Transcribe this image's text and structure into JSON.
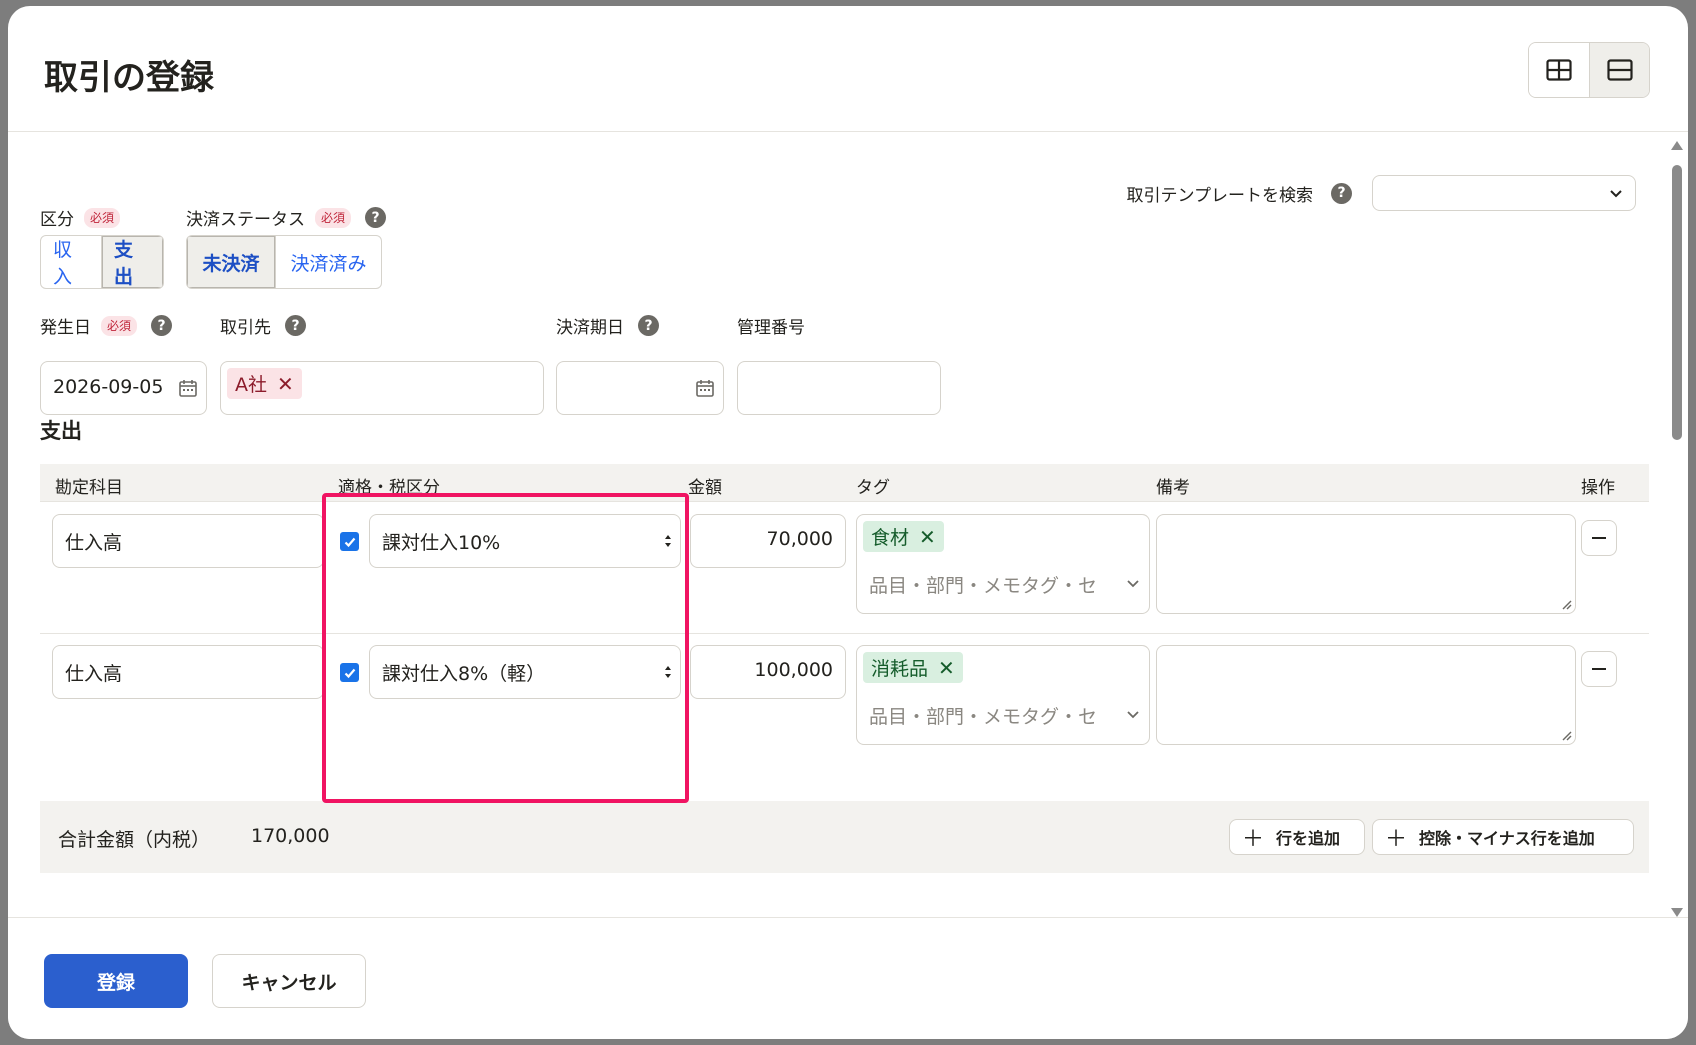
{
  "modal": {
    "title": "取引の登録"
  },
  "template_search": {
    "label": "取引テンプレートを検索",
    "help": "?"
  },
  "category": {
    "label": "区分",
    "required": "必須",
    "options": [
      "収入",
      "支出"
    ],
    "selected": "支出"
  },
  "payment_status": {
    "label": "決済ステータス",
    "required": "必須",
    "help": "?",
    "options": [
      "未決済",
      "決済済み"
    ],
    "selected": "未決済"
  },
  "issue_date": {
    "label": "発生日",
    "required": "必須",
    "help": "?",
    "value": "2026-09-05"
  },
  "partner": {
    "label": "取引先",
    "help": "?",
    "chip": "A社",
    "chip_remove": "✕"
  },
  "due_date": {
    "label": "決済期日",
    "help": "?",
    "value": ""
  },
  "ref_number": {
    "label": "管理番号",
    "value": ""
  },
  "section_title": "支出",
  "table": {
    "headers": {
      "account": "勘定科目",
      "tax": "適格・税区分",
      "amount": "金額",
      "tag": "タグ",
      "note": "備考",
      "ops": "操作"
    },
    "rows": [
      {
        "account": "仕入高",
        "qualified": true,
        "tax_category": "課対仕入10%",
        "amount": "70,000",
        "tag": "食材",
        "tag_remove": "✕",
        "tag_placeholder": "品目・部門・メモタグ・セ",
        "note": ""
      },
      {
        "account": "仕入高",
        "qualified": true,
        "tax_category": "課対仕入8%（軽）",
        "amount": "100,000",
        "tag": "消耗品",
        "tag_remove": "✕",
        "tag_placeholder": "品目・部門・メモタグ・セ",
        "note": ""
      }
    ]
  },
  "totals": {
    "label": "合計金額（内税）",
    "value": "170,000",
    "add_row": "行を追加",
    "add_deduction_row": "控除・マイナス行を追加",
    "plus": "＋"
  },
  "footer": {
    "submit": "登録",
    "cancel": "キャンセル"
  },
  "colors": {
    "primary": "#2b5fce",
    "highlight": "#f01462",
    "required_bg": "#fbe3e6",
    "tag_bg": "#d9efe0"
  }
}
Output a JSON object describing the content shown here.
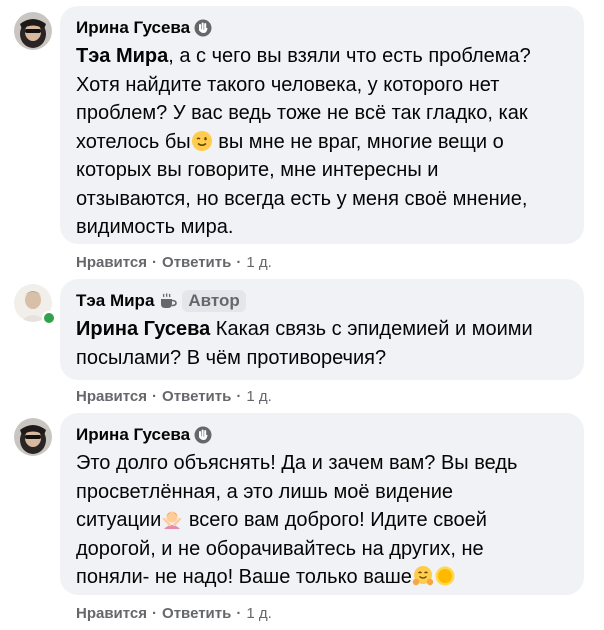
{
  "comments": [
    {
      "author": "Ирина Гусева",
      "mention": "Тэа Мира",
      "line1_rest": ", а с чего вы взяли что есть проблема?",
      "line2": "Хотя найдите такого человека, у которого нет",
      "line3": "проблем? У вас ведь тоже не всё так гладко, как",
      "line4a": "хотелось бы",
      "line4b": " вы мне не враг, многие вещи о",
      "line5": "которых вы говорите, мне интересны и",
      "line6": "отзываются, но всегда есть у меня своё мнение,",
      "line7": "видимость мира.",
      "like": "Нравится",
      "reply": "Ответить",
      "time": "1 д."
    },
    {
      "author": "Тэа Мира",
      "author_tag": "Автор",
      "mention": "Ирина Гусева",
      "line1_rest": " Какая связь с эпидемией и моими",
      "line2": "посылами? В чём противоречия?",
      "like": "Нравится",
      "reply": "Ответить",
      "time": "1 д."
    },
    {
      "author": "Ирина Гусева",
      "line1": "Это долго объяснять! Да и зачем вам? Вы ведь",
      "line2": "просветлённая, а это лишь моё видение",
      "line3a": "ситуации",
      "line3b": " всего вам доброго! Идите своей",
      "line4": "дорогой, и не оборачивайтесь на других, не",
      "line5": "поняли- не надо! Ваше только ваше",
      "like": "Нравится",
      "reply": "Ответить",
      "time": "1 д."
    }
  ],
  "separator": "·",
  "icons": {
    "author_badge": "waving-hand-icon",
    "tea_badge": "coffee-cup-icon",
    "emoji_wink": "winking-face-emoji",
    "emoji_person": "person-gesturing-no-emoji",
    "emoji_hug": "hugging-face-emoji",
    "emoji_sun": "sun-emoji"
  },
  "colors": {
    "bubble": "#f0f2f5",
    "text": "#050505",
    "secondary": "#65676b",
    "online": "#31a24c"
  }
}
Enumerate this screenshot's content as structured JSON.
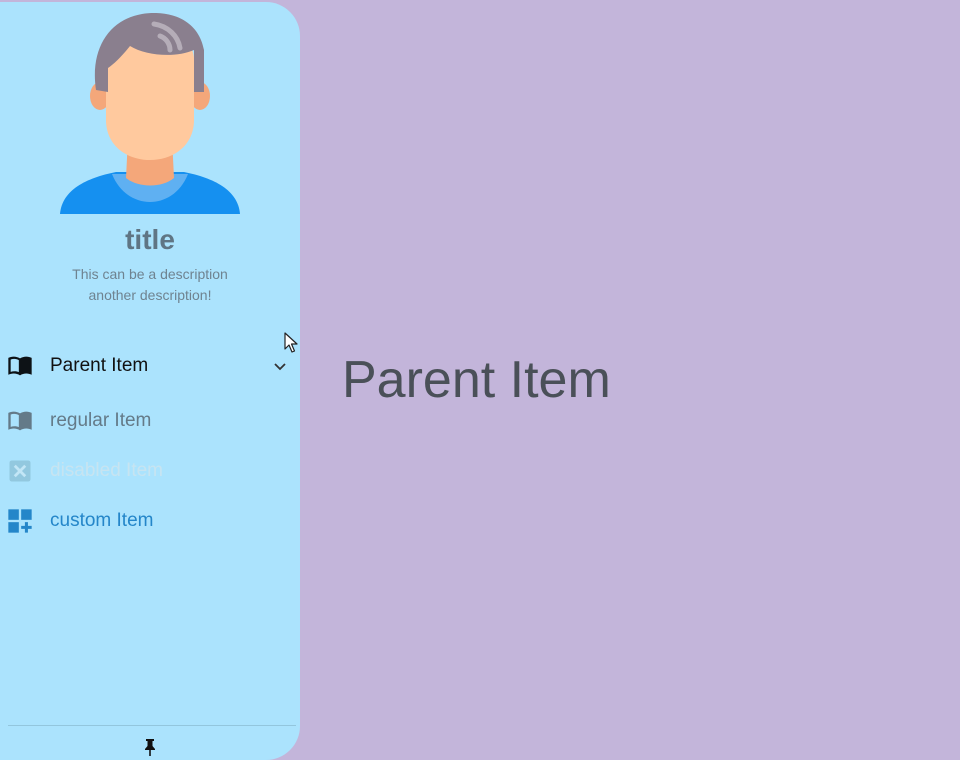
{
  "main": {
    "title": "Parent Item"
  },
  "drawer": {
    "title": "title",
    "description_lines": [
      "This can be a description",
      "another description!"
    ],
    "items": [
      {
        "label": "Parent Item",
        "icon": "book-icon",
        "expandable": true
      },
      {
        "label": "regular Item",
        "icon": "book-icon"
      },
      {
        "label": "disabled Item",
        "icon": "disabled-box-icon",
        "disabled": true
      },
      {
        "label": "custom Item",
        "icon": "dashboard-add-icon"
      }
    ],
    "footer_icon": "pin-icon"
  },
  "colors": {
    "drawer_bg": "#abe3fd",
    "main_bg": "#c3b5da",
    "custom_accent": "#2486c9",
    "title_text": "#5f7584"
  }
}
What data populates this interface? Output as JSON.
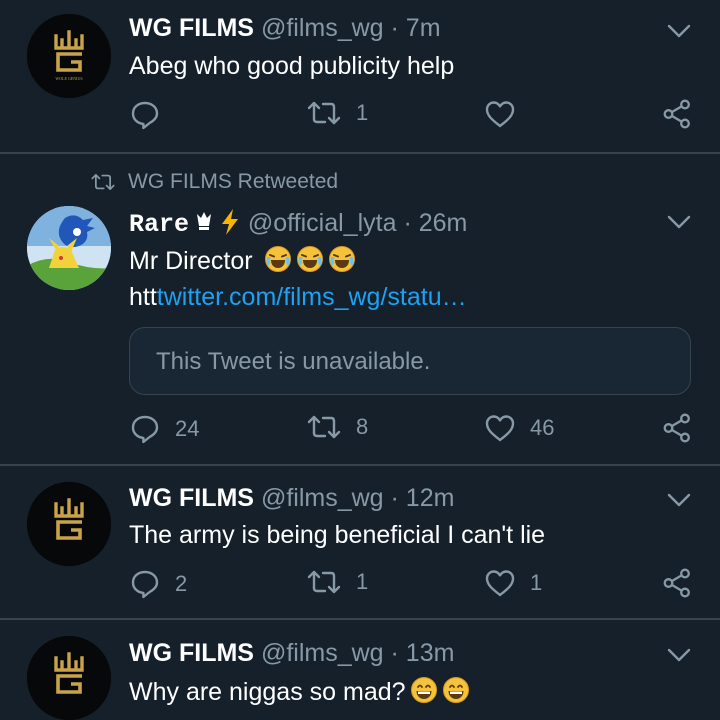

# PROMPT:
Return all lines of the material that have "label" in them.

# ANSWER SPACE:
    "label": "取引テンプレートを検索",
    "label": "区分",
    "label": "決済ステータス",
    "label": "発生日",
    "label": "取引先",
    "label": "決済期日",
    "label": "管理番号",
    "label": "合計金額（内税）",
        "label": "Parent Item",
        "label": "regular Item",
        "label": "disabled Item",
        "label": "custom Item",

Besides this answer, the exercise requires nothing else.